• **What is being asked**
Set down all the entries again, word for word.

[Exercise inputs Boundary: Start]

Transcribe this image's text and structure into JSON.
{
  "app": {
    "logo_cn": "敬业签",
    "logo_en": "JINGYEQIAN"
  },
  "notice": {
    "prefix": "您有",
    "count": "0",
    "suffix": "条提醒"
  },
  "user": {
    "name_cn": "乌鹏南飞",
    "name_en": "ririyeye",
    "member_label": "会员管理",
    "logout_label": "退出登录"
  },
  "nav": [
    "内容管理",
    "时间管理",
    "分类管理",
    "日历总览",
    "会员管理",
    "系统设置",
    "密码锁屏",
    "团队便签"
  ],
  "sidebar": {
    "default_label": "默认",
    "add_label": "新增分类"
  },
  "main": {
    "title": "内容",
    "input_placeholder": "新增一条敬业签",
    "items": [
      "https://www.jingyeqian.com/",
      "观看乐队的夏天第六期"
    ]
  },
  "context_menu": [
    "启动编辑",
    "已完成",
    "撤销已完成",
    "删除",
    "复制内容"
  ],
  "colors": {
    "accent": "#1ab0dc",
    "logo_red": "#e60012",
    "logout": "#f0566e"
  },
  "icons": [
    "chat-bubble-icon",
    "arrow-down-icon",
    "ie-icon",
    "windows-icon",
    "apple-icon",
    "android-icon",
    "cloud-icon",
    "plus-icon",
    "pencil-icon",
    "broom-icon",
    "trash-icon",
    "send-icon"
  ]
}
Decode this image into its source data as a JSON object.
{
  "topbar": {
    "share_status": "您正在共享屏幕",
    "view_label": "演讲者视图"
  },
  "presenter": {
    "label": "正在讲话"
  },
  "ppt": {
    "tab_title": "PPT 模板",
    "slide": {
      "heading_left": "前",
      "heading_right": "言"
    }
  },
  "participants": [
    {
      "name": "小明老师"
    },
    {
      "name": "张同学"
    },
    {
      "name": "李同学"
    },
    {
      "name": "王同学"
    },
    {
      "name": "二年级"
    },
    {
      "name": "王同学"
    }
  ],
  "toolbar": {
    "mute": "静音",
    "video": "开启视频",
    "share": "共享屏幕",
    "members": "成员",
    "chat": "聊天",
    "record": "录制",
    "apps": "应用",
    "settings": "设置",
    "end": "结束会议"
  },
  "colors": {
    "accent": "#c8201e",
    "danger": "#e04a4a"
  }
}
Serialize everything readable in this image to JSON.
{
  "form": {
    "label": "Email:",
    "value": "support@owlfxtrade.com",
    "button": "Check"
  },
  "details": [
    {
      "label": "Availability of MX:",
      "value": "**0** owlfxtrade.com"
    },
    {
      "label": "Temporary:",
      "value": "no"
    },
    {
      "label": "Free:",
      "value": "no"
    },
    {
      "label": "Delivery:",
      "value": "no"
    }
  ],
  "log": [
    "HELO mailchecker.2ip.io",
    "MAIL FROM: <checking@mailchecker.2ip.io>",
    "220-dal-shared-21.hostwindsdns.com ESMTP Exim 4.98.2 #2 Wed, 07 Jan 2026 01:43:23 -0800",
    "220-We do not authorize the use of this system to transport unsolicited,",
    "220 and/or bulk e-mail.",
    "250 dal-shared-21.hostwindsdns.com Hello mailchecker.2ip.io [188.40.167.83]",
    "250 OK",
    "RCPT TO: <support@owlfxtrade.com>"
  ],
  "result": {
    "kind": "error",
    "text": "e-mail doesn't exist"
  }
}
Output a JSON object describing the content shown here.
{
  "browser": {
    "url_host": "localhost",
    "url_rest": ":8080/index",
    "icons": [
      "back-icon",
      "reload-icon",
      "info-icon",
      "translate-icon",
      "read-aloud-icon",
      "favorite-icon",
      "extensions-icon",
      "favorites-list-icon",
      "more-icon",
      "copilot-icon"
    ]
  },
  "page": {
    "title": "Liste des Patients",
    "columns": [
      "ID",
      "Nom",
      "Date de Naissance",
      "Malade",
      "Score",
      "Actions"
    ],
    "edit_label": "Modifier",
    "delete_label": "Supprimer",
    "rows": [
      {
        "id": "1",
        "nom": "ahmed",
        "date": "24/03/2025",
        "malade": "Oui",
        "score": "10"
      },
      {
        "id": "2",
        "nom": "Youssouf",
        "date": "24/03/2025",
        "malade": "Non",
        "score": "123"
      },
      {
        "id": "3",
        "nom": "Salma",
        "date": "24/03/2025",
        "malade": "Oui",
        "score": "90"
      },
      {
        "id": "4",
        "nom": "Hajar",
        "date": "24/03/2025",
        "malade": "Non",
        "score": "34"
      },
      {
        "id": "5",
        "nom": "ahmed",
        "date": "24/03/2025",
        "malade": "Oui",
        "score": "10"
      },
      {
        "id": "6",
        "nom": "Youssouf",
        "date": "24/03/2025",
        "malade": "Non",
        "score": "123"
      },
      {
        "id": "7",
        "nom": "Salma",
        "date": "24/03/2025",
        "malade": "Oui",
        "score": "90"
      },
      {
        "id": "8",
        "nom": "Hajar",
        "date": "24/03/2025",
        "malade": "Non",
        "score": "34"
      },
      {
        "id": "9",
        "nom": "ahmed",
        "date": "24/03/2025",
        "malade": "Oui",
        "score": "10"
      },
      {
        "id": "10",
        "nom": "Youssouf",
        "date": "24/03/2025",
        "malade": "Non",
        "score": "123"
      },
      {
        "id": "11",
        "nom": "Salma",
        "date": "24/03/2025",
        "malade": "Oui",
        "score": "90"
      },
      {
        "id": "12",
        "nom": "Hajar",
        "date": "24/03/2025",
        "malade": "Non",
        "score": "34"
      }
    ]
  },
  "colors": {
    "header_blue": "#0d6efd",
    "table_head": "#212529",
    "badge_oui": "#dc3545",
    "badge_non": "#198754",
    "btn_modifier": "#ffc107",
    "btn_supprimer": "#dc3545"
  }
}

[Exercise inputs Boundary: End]

• **Result**
Transcribe this image's text and structure into JSON.
{
  "app": {
    "logo_cn": "敬业签",
    "logo_en": "JINGYEQIAN"
  },
  "notice": {
    "prefix": "您有",
    "count": "0",
    "suffix": "条提醒"
  },
  "user": {
    "name_cn": "乌鹏南飞",
    "name_en": "ririyeye",
    "member_label": "会员管理",
    "logout_label": "退出登录"
  },
  "nav": [
    "内容管理",
    "时间管理",
    "分类管理",
    "日历总览",
    "会员管理",
    "系统设置",
    "密码锁屏",
    "团队便签"
  ],
  "sidebar": {
    "default_label": "默认",
    "add_label": "新增分类"
  },
  "main": {
    "title": "内容",
    "input_placeholder": "新增一条敬业签",
    "items": [
      "https://www.jingyeqian.com/",
      "观看乐队的夏天第六期"
    ]
  },
  "context_menu": [
    "启动编辑",
    "已完成",
    "撤销已完成",
    "删除",
    "复制内容"
  ],
  "colors": {
    "accent": "#1ab0dc",
    "logo_red": "#e60012",
    "logout": "#f0566e"
  },
  "icons": [
    "chat-bubble-icon",
    "arrow-down-icon",
    "ie-icon",
    "windows-icon",
    "apple-icon",
    "android-icon",
    "cloud-icon",
    "plus-icon",
    "pencil-icon",
    "broom-icon",
    "trash-icon",
    "send-icon"
  ]
}
Decode this image into its source data as a JSON object.
{
  "topbar": {
    "share_status": "您正在共享屏幕",
    "view_label": "演讲者视图"
  },
  "presenter": {
    "label": "正在讲话"
  },
  "ppt": {
    "tab_title": "PPT 模板",
    "slide": {
      "heading_left": "前",
      "heading_right": "言"
    }
  },
  "participants": [
    {
      "name": "小明老师"
    },
    {
      "name": "张同学"
    },
    {
      "name": "李同学"
    },
    {
      "name": "王同学"
    },
    {
      "name": "二年级"
    },
    {
      "name": "王同学"
    }
  ],
  "toolbar": {
    "mute": "静音",
    "video": "开启视频",
    "share": "共享屏幕",
    "members": "成员",
    "chat": "聊天",
    "record": "录制",
    "apps": "应用",
    "settings": "设置",
    "end": "结束会议"
  },
  "colors": {
    "accent": "#c8201e",
    "danger": "#e04a4a"
  }
}
Serialize everything readable in this image to JSON.
{
  "form": {
    "label": "Email:",
    "value": "support@owlfxtrade.com",
    "button": "Check"
  },
  "details": [
    {
      "label": "Availability of MX:",
      "value": "**0** owlfxtrade.com"
    },
    {
      "label": "Temporary:",
      "value": "no"
    },
    {
      "label": "Free:",
      "value": "no"
    },
    {
      "label": "Delivery:",
      "value": "no"
    }
  ],
  "log": [
    "HELO mailchecker.2ip.io",
    "MAIL FROM: <checking@mailchecker.2ip.io>",
    "220-dal-shared-21.hostwindsdns.com ESMTP Exim 4.98.2 #2 Wed, 07 Jan 2026 01:43:23 -0800",
    "220-We do not authorize the use of this system to transport unsolicited,",
    "220 and/or bulk e-mail.",
    "250 dal-shared-21.hostwindsdns.com Hello mailchecker.2ip.io [188.40.167.83]",
    "250 OK",
    "RCPT TO: <support@owlfxtrade.com>"
  ],
  "result": {
    "kind": "error",
    "text": "e-mail doesn't exist"
  }
}
Output a JSON object describing the content shown here.
{
  "browser": {
    "url_host": "localhost",
    "url_rest": ":8080/index",
    "icons": [
      "back-icon",
      "reload-icon",
      "info-icon",
      "translate-icon",
      "read-aloud-icon",
      "favorite-icon",
      "extensions-icon",
      "favorites-list-icon",
      "more-icon",
      "copilot-icon"
    ]
  },
  "page": {
    "title": "Liste des Patients",
    "columns": [
      "ID",
      "Nom",
      "Date de Naissance",
      "Malade",
      "Score",
      "Actions"
    ],
    "edit_label": "Modifier",
    "delete_label": "Supprimer",
    "rows": [
      {
        "id": "1",
        "nom": "ahmed",
        "date": "24/03/2025",
        "malade": "Oui",
        "score": "10"
      },
      {
        "id": "2",
        "nom": "Youssouf",
        "date": "24/03/2025",
        "malade": "Non",
        "score": "123"
      },
      {
        "id": "3",
        "nom": "Salma",
        "date": "24/03/2025",
        "malade": "Oui",
        "score": "90"
      },
      {
        "id": "4",
        "nom": "Hajar",
        "date": "24/03/2025",
        "malade": "Non",
        "score": "34"
      },
      {
        "id": "5",
        "nom": "ahmed",
        "date": "24/03/2025",
        "malade": "Oui",
        "score": "10"
      },
      {
        "id": "6",
        "nom": "Youssouf",
        "date": "24/03/2025",
        "malade": "Non",
        "score": "123"
      },
      {
        "id": "7",
        "nom": "Salma",
        "date": "24/03/2025",
        "malade": "Oui",
        "score": "90"
      },
      {
        "id": "8",
        "nom": "Hajar",
        "date": "24/03/2025",
        "malade": "Non",
        "score": "34"
      },
      {
        "id": "9",
        "nom": "ahmed",
        "date": "24/03/2025",
        "malade": "Oui",
        "score": "10"
      },
      {
        "id": "10",
        "nom": "Youssouf",
        "date": "24/03/2025",
        "malade": "Non",
        "score": "123"
      },
      {
        "id": "11",
        "nom": "Salma",
        "date": "24/03/2025",
        "malade": "Oui",
        "score": "90"
      },
      {
        "id": "12",
        "nom": "Hajar",
        "date": "24/03/2025",
        "malade": "Non",
        "score": "34"
      }
    ]
  },
  "colors": {
    "header_blue": "#0d6efd",
    "table_head": "#212529",
    "badge_oui": "#dc3545",
    "badge_non": "#198754",
    "btn_modifier": "#ffc107",
    "btn_supprimer": "#dc3545"
  }
}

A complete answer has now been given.